World Class Red Sox
By Larry Dierker
The 2018 Boston Red Sox play like they are on a mission to restore baseball to a place in time that’s not far from my days on the field in the 1960s and 1970s. They go about their business just like professional baseball players used to do, before the big money and big TV created ballplayer rock stars.
Just Make the Plays
The Kid, Ted Williams, would be proud of them. Carl Yastrzemski, too. They didn’t go in for histrionics; Ted wouldn’t even tip his hat. The young players on this version of the Sox, like Rafael Devers, seem to fall into the vibe: make the plays and get big hits — even if you have to punch them up the middle or to the opposite field.
In two games, there have been only two home runs. Most of the tallies have come the old-fashioned way.
The way a lot of folks like it.
All Business: The Red Sox Way
I don’t know where Dustin Pedroia got The Red Sox Way: that tough-minded businesslike attitude.
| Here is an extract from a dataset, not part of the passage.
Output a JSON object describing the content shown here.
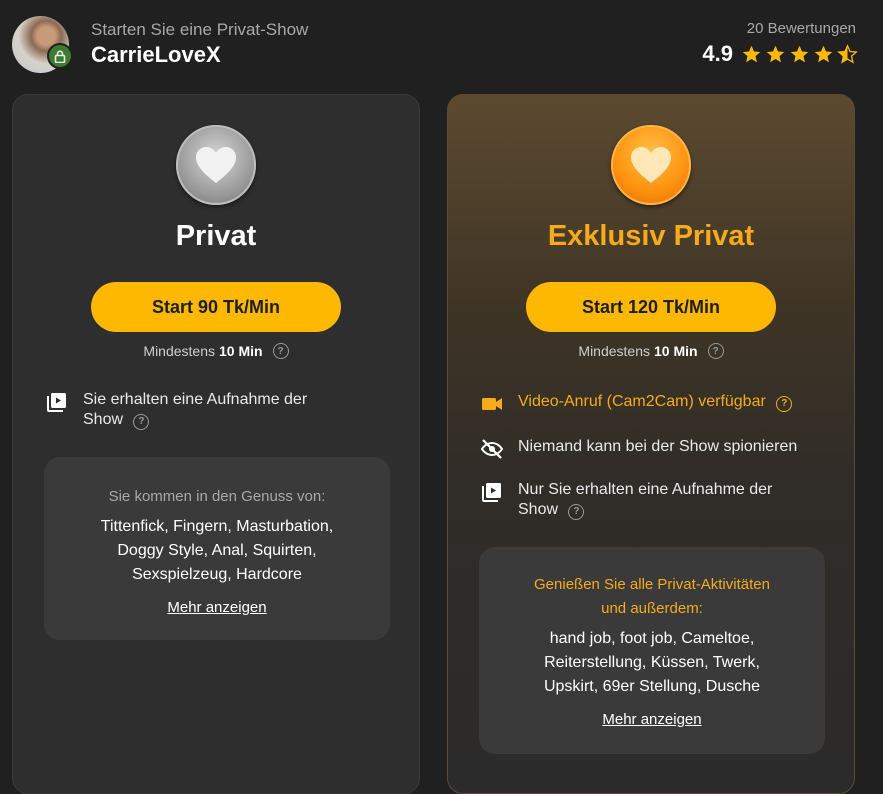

But I think his teammates are channeling the energy you can see in his eyes.
Big Papi, Dewey, and Rico
David Ortiz put on a power show now and then, but he was no Reggie Jackson. Dwight Evans was money in the bank, yet you hardly noticed him. Rico Petrocelli was right in the middle of it — full of life. He might throw a punch, but he would never show up a teammate, or even an opponent.
It’s an ethic that has passed down from former owner Tom Yawkey, who was known to play pepper with the batboys.
Dave Dombrowski- The Architect
I would have to have been in Beantown all those years to really know how it all connected, but I’m sure Red Sox President of Baseball Operations Dave Dombrowski has been a big part of it lately. His version of the Sox has won three consecutive Eastern Division championships.
I got to know Dave when he was a young executive with the Expos. In fact, he took a disjointed expansion team and turned them into a force. They would have broken the Braves’ streak of 14 NL Eastern Division championships in 1994, if not for the baseball strike. He left in 1991, just before the Expos came together.
Success in Miami
By then, he was spending Wayne Huizenga’s money with the Marlins — enough to build a Blockbuster team that won the World Series in 2003 with his chosen manager, Jimmy Leyland.
When the Marlins couldn’t make a profit, even with that team, Huizenga held a fire sale. He ultimately sold the same guys he had purchased two years earlier.
Tigers By the Tail
Dombrowski landed in Detroit in 2002, which was a dismal situation in more ways than one. He took over a weak team that didn’t draw flies. Or, maybe it did and had them back in the World Series by 2006.
Dombrowski led the Tigers to five playoff appearances, four consecutive American League Central Division titles, four American League Championship Series appearances (including three consecutive from 2011 to 2013), and American League pennants in 2006 and 2012.
Red Sox on a Roll
In Boston, he really hit his stride after he arrived in August 2015. The Red Sox have won their division three consecutive years, culminating with a record 108 wins in 2018.
Fun at Fenway
Honestly, it’s a lot of fun to watch the Red Sox play. One might think that with Alex Cora coming over from Houston to manage the team, they might play with a bit of a flair, like the Astros. But no, they play old-fashioned hardball.
The brightest stars in the Red Sox lineup — Mookie Betts and J. D. Martinez — fit in neatly, with little fanfare save the roar of the crowd.
I can’t imagine it’s just that Williams, Yawkey, Yastrzemski, Jim Rice, Petrocelli, Evans, Pedroia, and other Red Sox alumni have passed the baton so gracefully over the years. There has to be more to it.
Luis! Luis! Luis!
The Red Sox did have a mustachioed, cigar-smoking pitcher named Luis Tiant. He may have been their secret ingredient in the 1970s. If the Sox run into trouble in LA — and they could — they might have to bring El Tiante out to Fenway for a first-pitch ceremony when they get back to the Hub.